A remarkable piece of art commemorating our Iraq war dead deserves wider circulation, says Sarah Crompton.
A postage stamp is such a simple thing. Yet this little scrap of paper has always been worth more than the humble materials from which it is made. If it is rare enough, it can fetch millions. And its value stretches even beyond that: the stamp continues to symbolise the power of communication.
A year ago, in a stroke of brilliance, artist Steve McQueen came up with the idea of producing a set of stamps to commemorate the British men and women who had lost their lives in Iraq – and making them available across the world, by persuading the Royal Mail to produce them. But on Remembrance Day it is a cause for sadness that this simple, striking notion has still not been achieved a year after it was suggested.
The story starts when McQueen, one of Britain’s brightest artistic talents, was made official war artist by the Imperial War Museum in 2006. He went to Iraq for six frustrating days, but the deteriorating security situation in Basra meant that he couldn’t go anywhere or see anything. He returned hugely impressed by the soldiers he had encountered, but without any idea of how to make a work of art out of his experience.
McQueen is best known as a filmmaker. His first feature film, Hunger, about Bobby Sands and the IRA hunger strikers, has just been released to critical acclaim. In 1999, he won the Turner Prize for a film in which he pushed an oil drum through New York, and a short celebrating the work of Buster Keaton.
He didn’t have enough material from his trip to Iraq to make a film, but he was determined to continue with the project. Then one day he stuck a stamp on his tax return; because he lives in Amsterdam, the face on the front was that of Vincent Van Gogh. McQueen had his inspiration: a stamp is a portrait, perfect in scale, and omnipresent in the world.
From that initial idea, Queen and Country developed. In its gallery form, it takes the shape of a solid wooden box, with what look like grooves set down its sides. If you slip your fingers in, a tray slides out – and there, behind glass, is a sheet of postage stamps. Printed on each stamp is a young, unfamiliar face: that of a British soldier, in a photograph chosen by their family. Each is identified by name, regiment, age and date of death, printed down the border of the sheet.
It is an astonishingly powerful piece. When I first saw it at the Imperial War Museum, I was struck by the way in which some sheets of glass were left empty – as if space had been set aside for the casualties yet to come. In the intervening year, those vacancies have been filled. A piece of art that once commemorated the deaths of 98 young people now marks the loss of 136, out of the 156 who died up to June 2007. Twenty families have declined to take part; 20 more families who have since suffered bereavements are now being approached.

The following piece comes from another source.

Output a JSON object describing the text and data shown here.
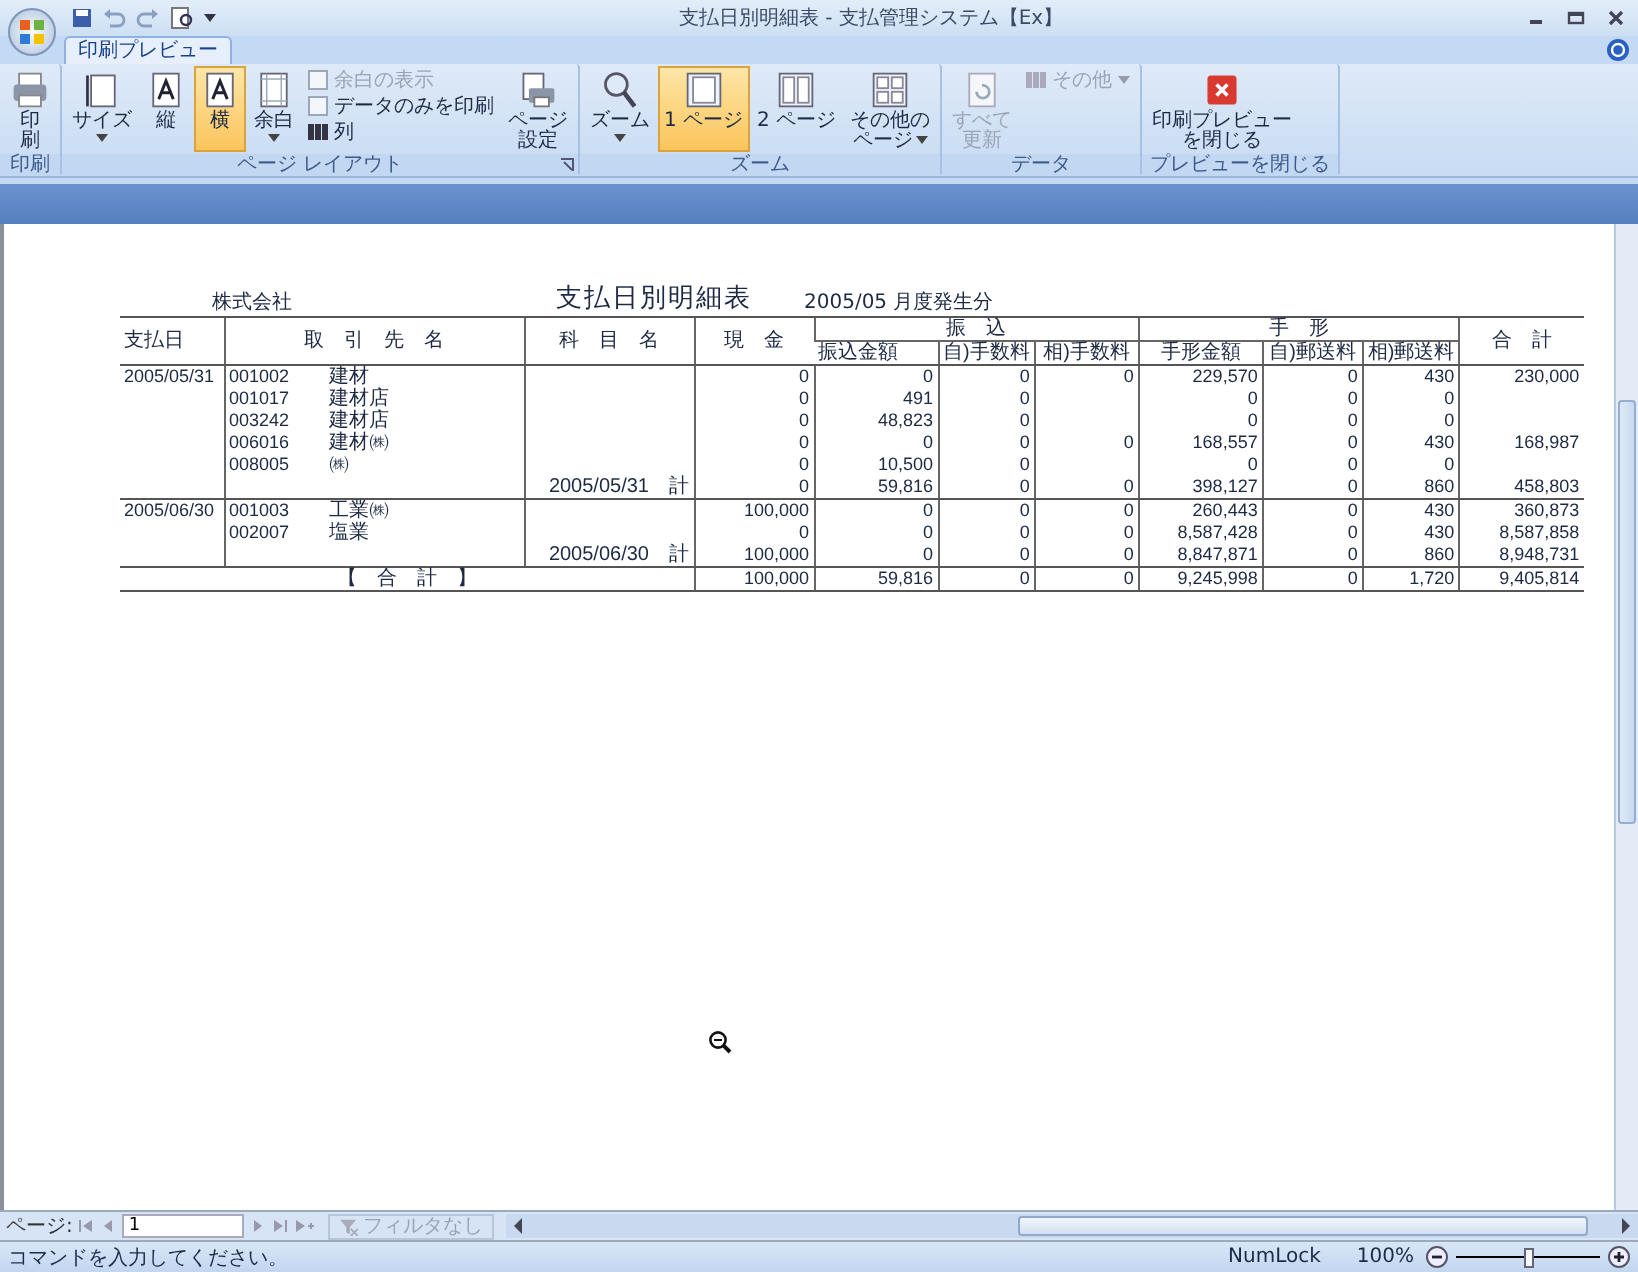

But the piece, which has toured to art galleries around the country this year, and goes to Scotland next month, was only ever part of the work. It was always McQueen’s intention that the stamps would be printed by the Royal Mail and would be used. “This is all about remembering and acknowledgement,” he told me. “The whole idea was to make a statement that everyone could participate in.”
His campaign has been backed by the considerable power of the Art Fund, who have launched a petition. Gordon Brown is said to be giving the idea consideration. But the Royal Mail has prevaricated, saying the role and sacrifice of the UK’s servicemen and women already feature in its special stamps programme every year (see box, above).
“Royal Mail receives around 3,000 requests every year for special stamp issues, but only 10 subjects can be chosen,” reads their statement. “Therefore it is impossible to accommodate every request.” Yet this somehow misses the point.
Such reluctance is all the more depressing, given the subtlety and power of the piece McQueen has produced. Works of art about war fall broadly into three categories. There are the protest pieces, of which Picasso’s Guernica is probably the most famous example. Then there are works which describe war and its effects: Stanley Spencer’s murals of shipbuilders, for instance, were commissioned by the government to record the experiences of the Second World War.
The walls of the Imperial War Museum are full of the third category: regimental and battle paintings which romanticise valour and sanitise suffering.
McQueen’s extraordinary achievement in Queen and Country is to unite in one work all three categories: because the stamps are photographs of real people, it is a depiction of what is happening; because they speak of loss, it becomes a powerful talisman of the waste of war; and because its subjects are depicted as military men and women, it is a celebration of service and sacrifice.
Thus, Queen and Country is neither pro-war, nor anti-war. It speaks not of politics, but of people. Like the war memorials erected in towns and villages around Britain, it enables people to reflect and to mourn.
By the time the Armistice is marked once more, the Royal Mail should get over its scruples and let McQueen finish the work he has started – so all of us can look on them and remember.
Queen and Country is at the Scottish National Gallery of Modern Art in Edinburgh from Dec 3 to Feb 15 2009.
To sign The Art Fund’s online petition urging Royal Mail to issue the stamps go to www.artfund.org/queenandcountry